(Data records for software interfaces)
========================================

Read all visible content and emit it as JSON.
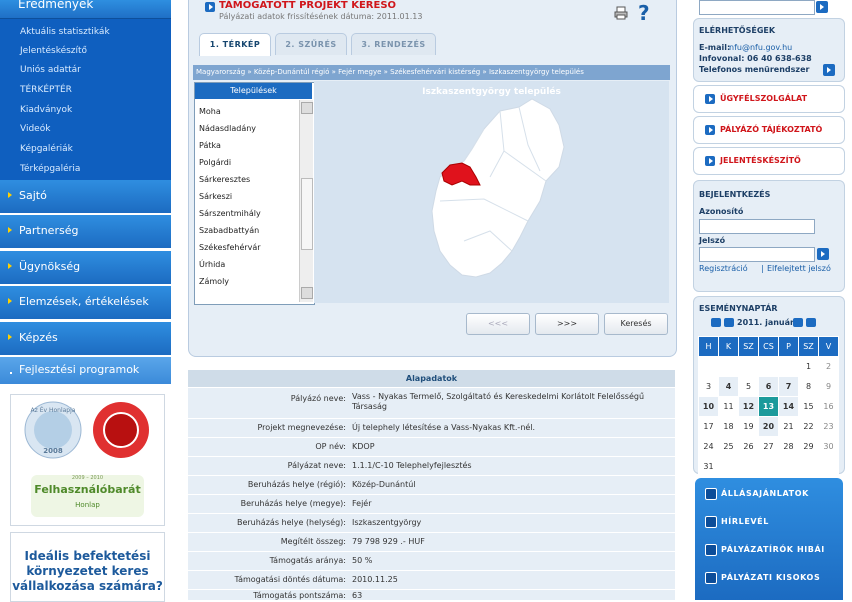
{
  "left_nav": {
    "top_item": "Eredmények",
    "sub_items": [
      "Aktuális statisztikák",
      "Jelentéskészítő",
      "Uniós adattár",
      "TÉRKÉPTÉR",
      "Kiadványok",
      "Videók",
      "Képgalériák",
      "Térképgaléria"
    ],
    "main_items": [
      "Sajtó",
      "Partnerség",
      "Ügynökség",
      "Elemzések, értékelések",
      "Képzés"
    ],
    "selected_item": "Fejlesztési programok",
    "badge_top": "Az Év Honlapja",
    "badge_year": "2008",
    "badge_bottom_title": "Felhasználóbarát",
    "badge_bottom_years": "2009 – 2010",
    "badge_bottom_sub": "Honlap",
    "ad_lines": [
      "Ideális befektetési",
      "környezetet keres",
      "vállalkozása számára?"
    ]
  },
  "header": {
    "title": "TÁMOGATOTT PROJEKT KERESŐ",
    "subtitle": "Pályázati adatok frissítésének dátuma: 2011.01.13",
    "help_symbol": "?"
  },
  "tabs": [
    "1. TÉRKÉP",
    "2. SZŰRÉS",
    "3. RENDEZÉS"
  ],
  "breadcrumb": "Magyarország » Közép-Dunántúl régió » Fejér megye » Székesfehérvári kistérség » Iszkaszentgyörgy település",
  "settlements": {
    "header": "Települések",
    "items": [
      "Moha",
      "Nádasdladány",
      "Pátka",
      "Polgárdi",
      "Sárkeresztes",
      "Sárkeszi",
      "Sárszentmihály",
      "Szabadbattyán",
      "Székesfehérvár",
      "Úrhida",
      "Zámoly"
    ]
  },
  "map": {
    "title": "Iszkaszentgyörgy település",
    "highlight_color": "#e0121c",
    "area_color": "#ffffff"
  },
  "search_buttons": {
    "prev": "<<<",
    "next": ">>>",
    "search": "Keresés"
  },
  "details": {
    "header": "Alapadatok",
    "rows": [
      {
        "k": "Pályázó neve:",
        "v": "Vass - Nyakas Termelő, Szolgáltató és Kereskedelmi Korlátolt Felelősségű Társaság"
      },
      {
        "k": "Projekt megnevezése:",
        "v": "Új telephely létesítése a Vass-Nyakas Kft.-nél."
      },
      {
        "k": "OP név:",
        "v": "KDOP"
      },
      {
        "k": "Pályázat neve:",
        "v": "1.1.1/C-10 Telephelyfejlesztés"
      },
      {
        "k": "Beruházás helye (régió):",
        "v": "Közép-Dunántúl"
      },
      {
        "k": "Beruházás helye (megye):",
        "v": "Fejér"
      },
      {
        "k": "Beruházás helye (helység):",
        "v": "Iszkaszentgyörgy"
      },
      {
        "k": "Megítélt összeg:",
        "v": "79 798 929 .- HUF"
      },
      {
        "k": "Támogatás aránya:",
        "v": "50 %"
      },
      {
        "k": "Támogatási döntés dátuma:",
        "v": "2010.11.25"
      },
      {
        "k": "Támogatás pontszáma:",
        "v": "63"
      }
    ]
  },
  "right": {
    "contact_title": "ELÉRHETŐSÉGEK",
    "email_label": "E-mail:",
    "email": "nfu@nfu.gov.hu",
    "infovonal": "Infovonal: 06 40 638-638",
    "phone_menu": "Telefonos menürendszer",
    "links": [
      "ÜGYFÉLSZOLGÁLAT",
      "PÁLYÁZÓ TÁJÉKOZTATÓ",
      "JELENTÉSKÉSZÍTŐ"
    ],
    "login_title": "BEJELENTKEZÉS",
    "user_label": "Azonosító",
    "pass_label": "Jelszó",
    "register": "Regisztráció",
    "forgot": "Elfelejtett jelszó",
    "separator": "|",
    "calendar_title": "ESEMÉNYNAPTÁR",
    "calendar_month": "2011. január",
    "weekdays": [
      "H",
      "K",
      "SZ",
      "CS",
      "P",
      "SZ",
      "V"
    ],
    "bottom_links": [
      "ÁLLÁSAJÁNLATOK",
      "HÍRLEVÉL",
      "PÁLYÁZATÍRÓK HIBÁI",
      "PÁLYÁZATI KISOKOS"
    ]
  }
}
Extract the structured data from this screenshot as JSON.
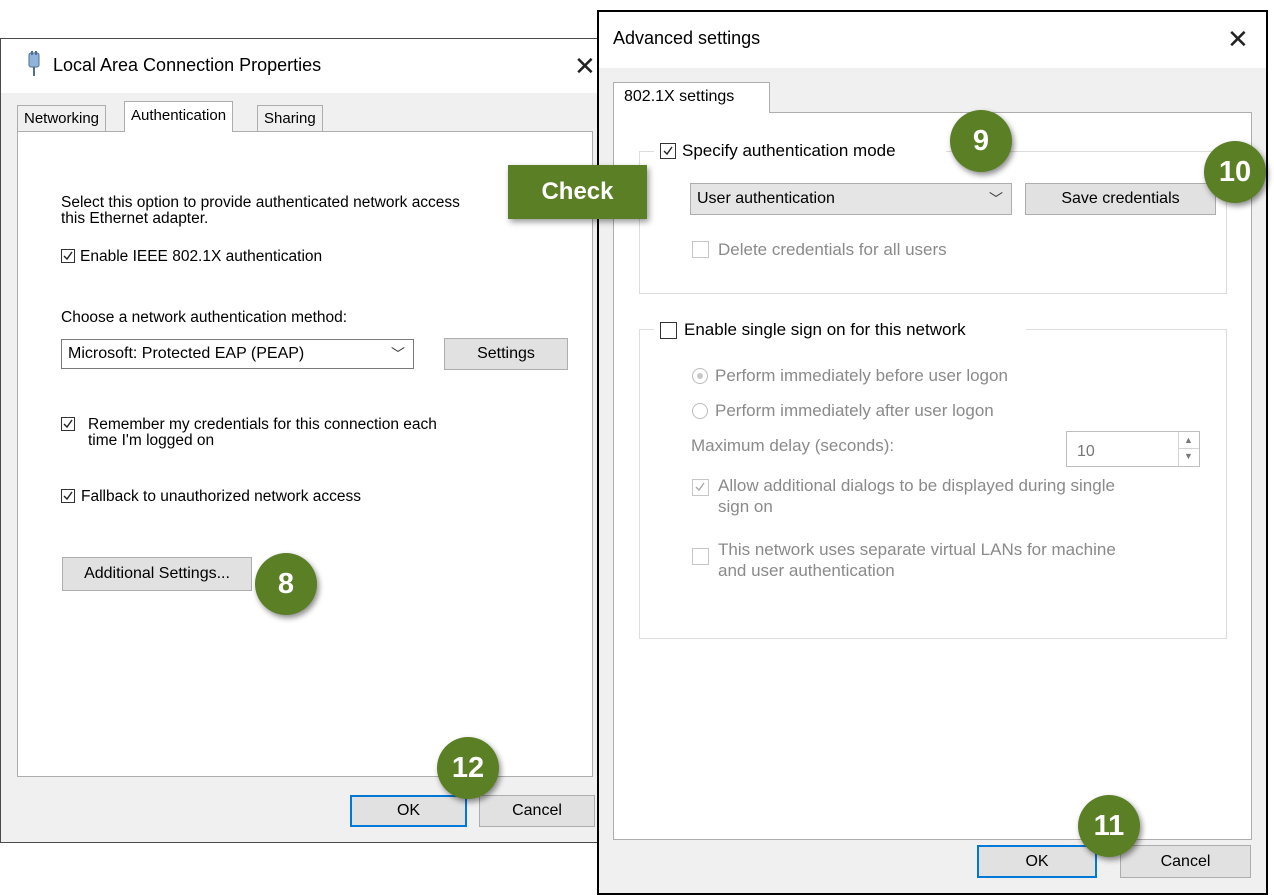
{
  "left_dialog": {
    "title": "Local Area Connection Properties",
    "tabs": [
      "Networking",
      "Authentication",
      "Sharing"
    ],
    "selected_tab": "Authentication",
    "description_line1": "Select this option to provide authenticated network access",
    "description_line2": "this Ethernet adapter.",
    "enable_8021x": {
      "label": "Enable IEEE 802.1X authentication",
      "checked": true
    },
    "choose_method_label": "Choose a network authentication method:",
    "method_value": "Microsoft: Protected EAP (PEAP)",
    "settings_button": "Settings",
    "remember_line1": "Remember my credentials for this connection each",
    "remember_line2": "time I'm logged on",
    "fallback_label": "Fallback to unauthorized network access",
    "additional_settings_button": "Additional Settings...",
    "ok_button": "OK",
    "cancel_button": "Cancel"
  },
  "right_dialog": {
    "title": "Advanced settings",
    "tab": "802.1X settings",
    "specify_mode": {
      "label": "Specify authentication mode",
      "checked": true
    },
    "mode_value": "User authentication",
    "save_credentials_button": "Save credentials",
    "delete_credentials_label": "Delete credentials for all users",
    "sso_label": "Enable single sign on for this network",
    "perform_before_label": "Perform immediately before user logon",
    "perform_after_label": "Perform immediately after user logon",
    "max_delay_label": "Maximum delay (seconds):",
    "max_delay_value": "10",
    "allow_dialogs_line1": "Allow additional dialogs to be displayed during single",
    "allow_dialogs_line2": "sign on",
    "vlan_line1": "This network uses separate virtual LANs for machine",
    "vlan_line2": "and user authentication",
    "ok_button": "OK",
    "cancel_button": "Cancel"
  },
  "annotations": {
    "callout": "Check",
    "step8": "8",
    "step9": "9",
    "step10": "10",
    "step11": "11",
    "step12": "12",
    "badge_color": "#5a7f24"
  },
  "icons": [
    "plug-icon",
    "close-icon",
    "chevron-down-icon",
    "checkmark-icon",
    "spin-up-icon",
    "spin-down-icon"
  ]
}
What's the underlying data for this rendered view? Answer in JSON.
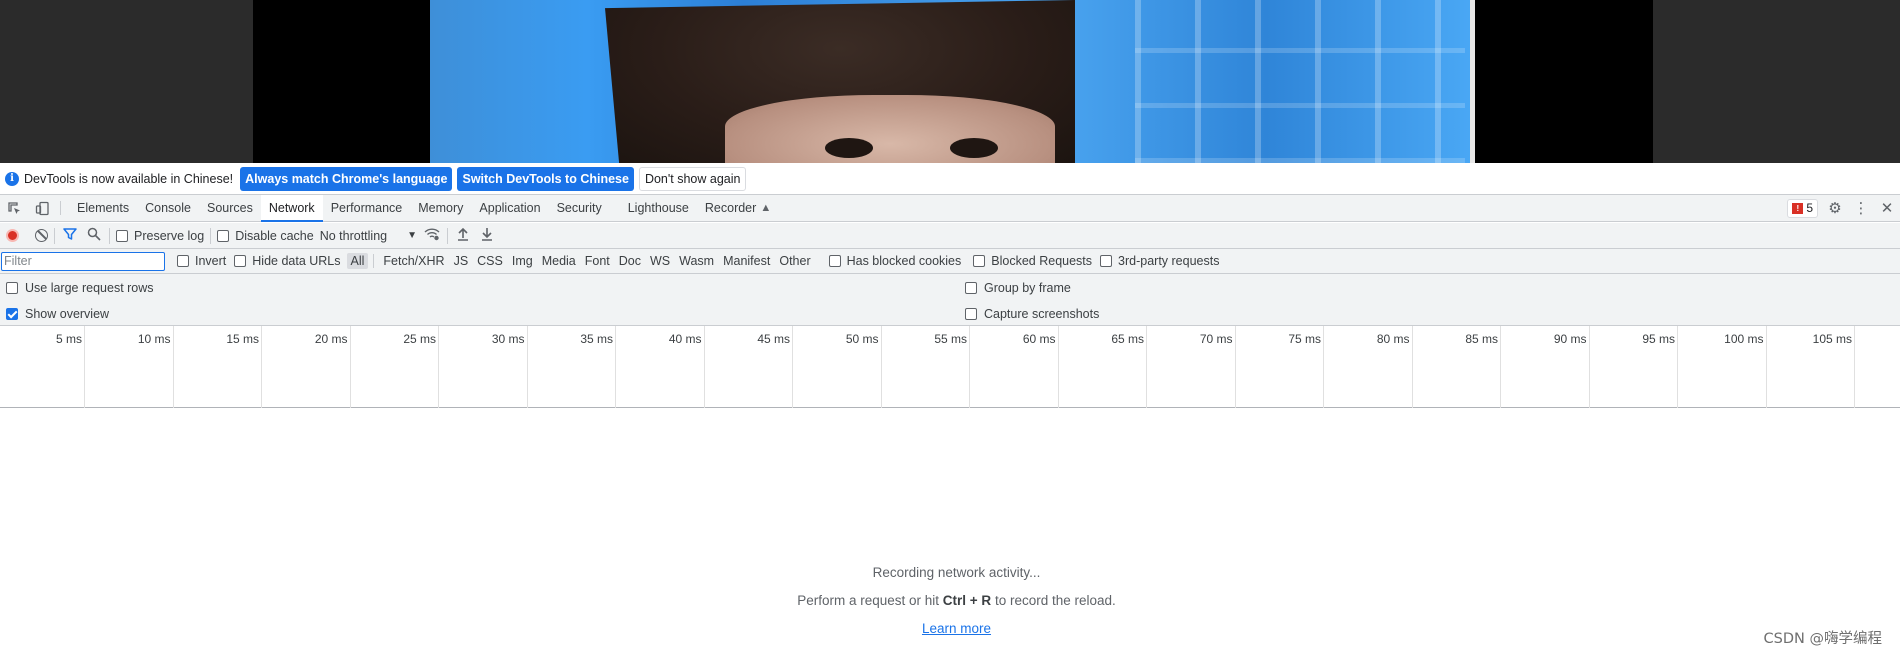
{
  "infobar": {
    "message": "DevTools is now available in Chinese!",
    "match_language_label": "Always match Chrome's language",
    "switch_label": "Switch DevTools to Chinese",
    "dismiss_label": "Don't show again"
  },
  "tabs": [
    {
      "label": "Elements"
    },
    {
      "label": "Console"
    },
    {
      "label": "Sources"
    },
    {
      "label": "Network",
      "selected": true
    },
    {
      "label": "Performance"
    },
    {
      "label": "Memory"
    },
    {
      "label": "Application"
    },
    {
      "label": "Security"
    },
    {
      "label": "Lighthouse"
    },
    {
      "label": "Recorder"
    }
  ],
  "issues_count": "5",
  "network_toolbar": {
    "preserve_log": "Preserve log",
    "disable_cache": "Disable cache",
    "throttling": "No throttling"
  },
  "filter": {
    "placeholder": "Filter",
    "invert": "Invert",
    "hide_data_urls": "Hide data URLs",
    "types": [
      "All",
      "Fetch/XHR",
      "JS",
      "CSS",
      "Img",
      "Media",
      "Font",
      "Doc",
      "WS",
      "Wasm",
      "Manifest",
      "Other"
    ],
    "has_blocked_cookies": "Has blocked cookies",
    "blocked_requests": "Blocked Requests",
    "third_party": "3rd-party requests"
  },
  "settings": {
    "large_rows": "Use large request rows",
    "group_by_frame": "Group by frame",
    "show_overview": "Show overview",
    "show_overview_checked": true,
    "capture_screenshots": "Capture screenshots"
  },
  "timeline_ticks": [
    "5 ms",
    "10 ms",
    "15 ms",
    "20 ms",
    "25 ms",
    "30 ms",
    "35 ms",
    "40 ms",
    "45 ms",
    "50 ms",
    "55 ms",
    "60 ms",
    "65 ms",
    "70 ms",
    "75 ms",
    "80 ms",
    "85 ms",
    "90 ms",
    "95 ms",
    "100 ms",
    "105 ms"
  ],
  "empty_state": {
    "recording": "Recording network activity...",
    "instruction_prefix": "Perform a request or hit",
    "shortcut": "Ctrl + R",
    "instruction_suffix": "to record the reload.",
    "learn_more": "Learn more"
  },
  "watermark": "CSDN @嗨学编程",
  "colors": {
    "accent": "#1a73e8",
    "record_red": "#d93025",
    "toolbar_bg": "#f1f3f4"
  }
}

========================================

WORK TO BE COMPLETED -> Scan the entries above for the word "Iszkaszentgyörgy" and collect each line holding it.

ANSWER TO THIS TASK ->
  "breadcrumb": "Magyarország » Közép-Dunántúl régió » Fejér megye » Székesfehérvári kistérség » Iszkaszentgyörgy település",
    "title": "Iszkaszentgyörgy település",
        "v": "Iszkaszentgyörgy"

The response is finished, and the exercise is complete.